Yet recently, the episode came to mind as a parable of my journey with the Holy Spirit. The “neural parasites” that attack the colony on Devena infiltrate the Human nervous system and force them to work for them by building ships so the hive can spread. When one of them attacks Spock and fills him with its nervous system, he must constantly fight to resist its directions to do the bidding of the hive mind.

This is a perfect metaphor for my struggles with the Holy Spirit.

I have surrendered to Jesus and experienced the infilling of the Holy Spirit. But God is NOT a slave driver. The Father and the Son are NOT a hive mind. They will NOT overwhelm me to destroy my free will. Instead, they remind me of their presence in every choice I make and they seek to influence me to do God’s will.

As Spock fights the alien hive’s influence, I know I struggle against the Holy Spirit’s influence.

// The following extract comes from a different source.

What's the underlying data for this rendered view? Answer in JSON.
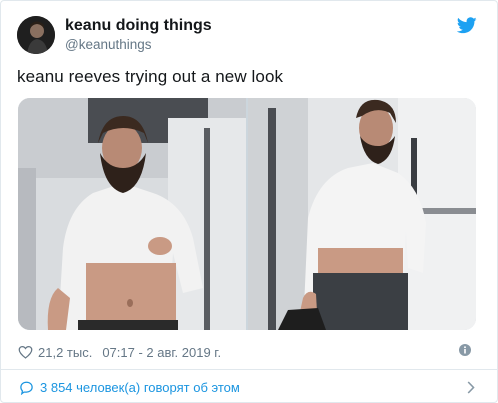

Oh, I stop at times, during worship, especially or when I’m down, want something from God, when I’m in over my head, I back off and let the Holy Spirit control me. I used to characterize it as my “struggle against Satan”.

I’ve recently come to realize that my struggles are not so noble. I struggle instead against the influence of the Holy Spirit. Paul’s words: “For I joyfully concur with the law of God in the inner man, but I see a different law in the members of my body, waging war against the law of my mind and making me a prisoner of the law of sin which is in my members. Wretched man that I am! Who will set me free from the body of this death? Thanks be to God through Jesus Christ our Lord!” (Romans 17: 22-25)

I’d always interpreted these words to be about my noble, righteous, God-loving, worthy struggle against sin and the power of evil. But I’ve learned that the Hebrews didn’t necessarily see the world as spirit on this side and flesh on that. Theirs was a world of unity. So even though Paul speaks as if the two are separate, his words might just as well refer to my vulgar, self-righteous, God-ambivalent, sin-crusted, struggle against God’s will and the Holy Spirit in my life.

My everyday danger is that I discover, like Spock, a way to destroy the influence of the alien; the Holy Spirit living in me.

Like Paul says in verse 13, “May it never be!”